**Assigned task:** Identify each line below containing the string "Time" and copy it.

Top of Source data

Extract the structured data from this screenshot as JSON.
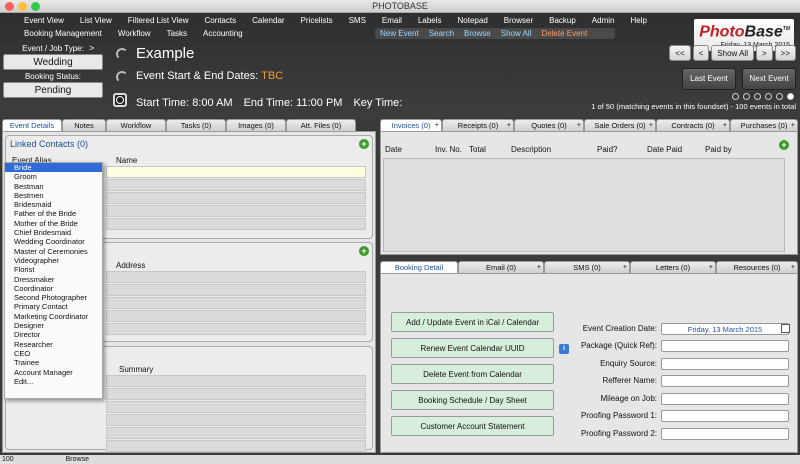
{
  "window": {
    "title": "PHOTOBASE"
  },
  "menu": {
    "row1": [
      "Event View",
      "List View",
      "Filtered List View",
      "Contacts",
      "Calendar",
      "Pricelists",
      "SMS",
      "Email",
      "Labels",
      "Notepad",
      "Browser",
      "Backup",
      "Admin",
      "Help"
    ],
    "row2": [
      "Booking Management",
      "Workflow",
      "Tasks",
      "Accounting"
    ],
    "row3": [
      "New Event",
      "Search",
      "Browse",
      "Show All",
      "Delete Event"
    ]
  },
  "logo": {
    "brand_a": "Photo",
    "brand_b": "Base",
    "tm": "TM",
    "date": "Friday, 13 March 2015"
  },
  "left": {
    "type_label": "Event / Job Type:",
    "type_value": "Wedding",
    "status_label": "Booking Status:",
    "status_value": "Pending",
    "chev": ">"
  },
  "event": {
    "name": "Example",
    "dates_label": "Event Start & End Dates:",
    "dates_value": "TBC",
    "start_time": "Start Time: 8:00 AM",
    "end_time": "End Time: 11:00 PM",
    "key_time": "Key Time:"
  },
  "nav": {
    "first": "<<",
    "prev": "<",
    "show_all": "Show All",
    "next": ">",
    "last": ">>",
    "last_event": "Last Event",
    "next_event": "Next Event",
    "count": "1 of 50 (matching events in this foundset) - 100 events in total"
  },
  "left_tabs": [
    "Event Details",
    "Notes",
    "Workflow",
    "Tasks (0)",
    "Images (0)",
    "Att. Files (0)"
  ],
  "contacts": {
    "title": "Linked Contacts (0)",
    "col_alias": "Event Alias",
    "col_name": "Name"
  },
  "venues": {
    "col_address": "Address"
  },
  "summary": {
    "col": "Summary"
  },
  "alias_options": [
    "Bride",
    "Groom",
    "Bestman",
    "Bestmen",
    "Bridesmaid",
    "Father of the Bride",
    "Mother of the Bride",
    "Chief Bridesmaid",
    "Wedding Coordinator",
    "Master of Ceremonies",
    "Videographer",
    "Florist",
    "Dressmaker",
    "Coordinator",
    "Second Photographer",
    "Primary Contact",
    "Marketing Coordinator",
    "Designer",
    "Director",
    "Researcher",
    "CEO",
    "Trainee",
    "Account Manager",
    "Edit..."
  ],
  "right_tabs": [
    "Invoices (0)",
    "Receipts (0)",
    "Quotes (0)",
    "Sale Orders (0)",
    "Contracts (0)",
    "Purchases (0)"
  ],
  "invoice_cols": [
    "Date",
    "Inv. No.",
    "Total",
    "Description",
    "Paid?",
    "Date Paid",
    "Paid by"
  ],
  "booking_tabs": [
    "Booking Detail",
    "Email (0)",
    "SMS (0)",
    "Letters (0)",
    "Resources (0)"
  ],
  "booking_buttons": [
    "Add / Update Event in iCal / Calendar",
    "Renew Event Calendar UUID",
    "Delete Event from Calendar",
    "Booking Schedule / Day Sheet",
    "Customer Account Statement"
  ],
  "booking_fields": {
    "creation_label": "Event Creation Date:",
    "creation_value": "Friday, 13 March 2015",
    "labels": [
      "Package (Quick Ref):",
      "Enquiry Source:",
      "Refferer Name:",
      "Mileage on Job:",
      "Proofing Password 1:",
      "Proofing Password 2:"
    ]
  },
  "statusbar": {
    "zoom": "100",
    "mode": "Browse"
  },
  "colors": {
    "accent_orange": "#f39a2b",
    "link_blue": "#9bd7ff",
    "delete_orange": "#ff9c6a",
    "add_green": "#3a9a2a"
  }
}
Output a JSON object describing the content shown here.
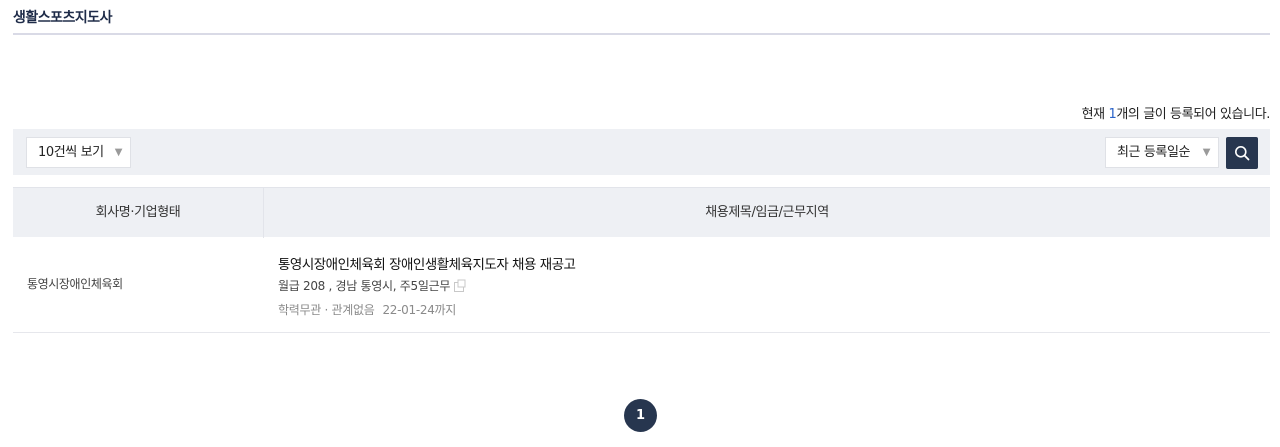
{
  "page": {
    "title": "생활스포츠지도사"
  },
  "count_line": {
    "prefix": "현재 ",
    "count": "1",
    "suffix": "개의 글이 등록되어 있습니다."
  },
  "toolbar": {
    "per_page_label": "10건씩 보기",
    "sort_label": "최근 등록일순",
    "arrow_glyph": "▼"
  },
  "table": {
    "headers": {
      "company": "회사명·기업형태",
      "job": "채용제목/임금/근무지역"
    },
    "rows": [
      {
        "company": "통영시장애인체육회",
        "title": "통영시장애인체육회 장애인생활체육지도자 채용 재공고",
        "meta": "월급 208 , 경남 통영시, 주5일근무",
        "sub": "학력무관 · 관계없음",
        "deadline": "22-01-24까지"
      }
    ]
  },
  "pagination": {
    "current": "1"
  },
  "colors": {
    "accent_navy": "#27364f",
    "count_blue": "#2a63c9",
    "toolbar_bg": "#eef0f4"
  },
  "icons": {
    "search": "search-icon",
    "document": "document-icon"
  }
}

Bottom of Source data

**Exercise response:**
    "start_time": "Start Time: 8:00 AM",
    "end_time": "End Time: 11:00 PM",
    "key_time": "Key Time:"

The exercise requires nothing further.